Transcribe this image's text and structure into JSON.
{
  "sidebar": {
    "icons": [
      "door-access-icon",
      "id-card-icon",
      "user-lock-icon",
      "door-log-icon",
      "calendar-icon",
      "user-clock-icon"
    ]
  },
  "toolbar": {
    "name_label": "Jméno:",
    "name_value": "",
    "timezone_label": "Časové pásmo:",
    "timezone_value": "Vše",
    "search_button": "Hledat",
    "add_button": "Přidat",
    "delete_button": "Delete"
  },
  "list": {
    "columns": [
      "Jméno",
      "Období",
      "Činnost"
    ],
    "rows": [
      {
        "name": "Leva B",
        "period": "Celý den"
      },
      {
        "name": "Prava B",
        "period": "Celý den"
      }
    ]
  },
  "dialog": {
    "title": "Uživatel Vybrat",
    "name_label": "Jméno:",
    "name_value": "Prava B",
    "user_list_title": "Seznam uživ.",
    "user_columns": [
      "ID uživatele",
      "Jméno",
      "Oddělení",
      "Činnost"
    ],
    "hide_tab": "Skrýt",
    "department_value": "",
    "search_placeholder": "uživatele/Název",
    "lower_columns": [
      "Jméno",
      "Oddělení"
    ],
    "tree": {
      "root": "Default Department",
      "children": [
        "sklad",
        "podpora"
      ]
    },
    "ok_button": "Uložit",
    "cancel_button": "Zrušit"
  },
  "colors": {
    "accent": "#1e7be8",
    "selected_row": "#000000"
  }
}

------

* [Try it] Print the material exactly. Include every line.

* [Task result]
Transcribe this image's text and structure into JSON.
{
  "sidebar": {
    "icons": [
      "door-access-icon",
      "id-card-icon",
      "user-lock-icon",
      "door-log-icon",
      "calendar-icon",
      "user-clock-icon"
    ]
  },
  "toolbar": {
    "name_label": "Jméno:",
    "name_value": "",
    "timezone_label": "Časové pásmo:",
    "timezone_value": "Vše",
    "search_button": "Hledat",
    "add_button": "Přidat",
    "delete_button": "Delete"
  },
  "list": {
    "columns": [
      "Jméno",
      "Období",
      "Činnost"
    ],
    "rows": [
      {
        "name": "Leva B",
        "period": "Celý den"
      },
      {
        "name": "Prava B",
        "period": "Celý den"
      }
    ]
  },
  "dialog": {
    "title": "Uživatel Vybrat",
    "name_label": "Jméno:",
    "name_value": "Prava B",
    "user_list_title": "Seznam uživ.",
    "user_columns": [
      "ID uživatele",
      "Jméno",
      "Oddělení",
      "Činnost"
    ],
    "hide_tab": "Skrýt",
    "department_value": "",
    "search_placeholder": "uživatele/Název",
    "lower_columns": [
      "Jméno",
      "Oddělení"
    ],
    "tree": {
      "root": "Default Department",
      "children": [
        "sklad",
        "podpora"
      ]
    },
    "ok_button": "Uložit",
    "cancel_button": "Zrušit"
  },
  "colors": {
    "accent": "#1e7be8",
    "selected_row": "#000000"
  }
}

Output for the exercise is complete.